Data in this exercise -
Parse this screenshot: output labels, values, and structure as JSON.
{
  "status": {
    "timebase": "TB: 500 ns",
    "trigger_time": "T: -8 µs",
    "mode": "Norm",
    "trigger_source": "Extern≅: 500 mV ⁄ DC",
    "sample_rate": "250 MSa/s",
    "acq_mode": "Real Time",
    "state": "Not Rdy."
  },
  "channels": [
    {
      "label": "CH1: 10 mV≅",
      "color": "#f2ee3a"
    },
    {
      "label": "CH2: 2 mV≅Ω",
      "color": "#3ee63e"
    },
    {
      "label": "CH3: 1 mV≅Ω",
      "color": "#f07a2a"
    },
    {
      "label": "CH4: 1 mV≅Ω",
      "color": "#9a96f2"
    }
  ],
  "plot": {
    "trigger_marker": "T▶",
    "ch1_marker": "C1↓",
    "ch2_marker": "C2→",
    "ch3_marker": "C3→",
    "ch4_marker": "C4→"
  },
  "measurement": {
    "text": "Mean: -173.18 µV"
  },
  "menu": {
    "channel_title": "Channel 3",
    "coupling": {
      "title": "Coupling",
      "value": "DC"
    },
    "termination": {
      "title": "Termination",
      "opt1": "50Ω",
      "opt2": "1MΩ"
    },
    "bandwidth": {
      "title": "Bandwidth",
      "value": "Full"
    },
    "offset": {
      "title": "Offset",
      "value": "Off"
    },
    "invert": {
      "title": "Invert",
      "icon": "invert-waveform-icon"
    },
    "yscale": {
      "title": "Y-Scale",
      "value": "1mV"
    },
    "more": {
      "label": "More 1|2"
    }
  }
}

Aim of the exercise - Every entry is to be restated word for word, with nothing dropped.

Response below -
Parse this screenshot: output labels, values, and structure as JSON.
{
  "status": {
    "timebase": "TB: 500 ns",
    "trigger_time": "T: -8 µs",
    "mode": "Norm",
    "trigger_source": "Extern≅: 500 mV ⁄ DC",
    "sample_rate": "250 MSa/s",
    "acq_mode": "Real Time",
    "state": "Not Rdy."
  },
  "channels": [
    {
      "label": "CH1: 10 mV≅",
      "color": "#f2ee3a"
    },
    {
      "label": "CH2: 2 mV≅Ω",
      "color": "#3ee63e"
    },
    {
      "label": "CH3: 1 mV≅Ω",
      "color": "#f07a2a"
    },
    {
      "label": "CH4: 1 mV≅Ω",
      "color": "#9a96f2"
    }
  ],
  "plot": {
    "trigger_marker": "T▶",
    "ch1_marker": "C1↓",
    "ch2_marker": "C2→",
    "ch3_marker": "C3→",
    "ch4_marker": "C4→"
  },
  "measurement": {
    "text": "Mean: -173.18 µV"
  },
  "menu": {
    "channel_title": "Channel 3",
    "coupling": {
      "title": "Coupling",
      "value": "DC"
    },
    "termination": {
      "title": "Termination",
      "opt1": "50Ω",
      "opt2": "1MΩ"
    },
    "bandwidth": {
      "title": "Bandwidth",
      "value": "Full"
    },
    "offset": {
      "title": "Offset",
      "value": "Off"
    },
    "invert": {
      "title": "Invert",
      "icon": "invert-waveform-icon"
    },
    "yscale": {
      "title": "Y-Scale",
      "value": "1mV"
    },
    "more": {
      "label": "More 1|2"
    }
  }
}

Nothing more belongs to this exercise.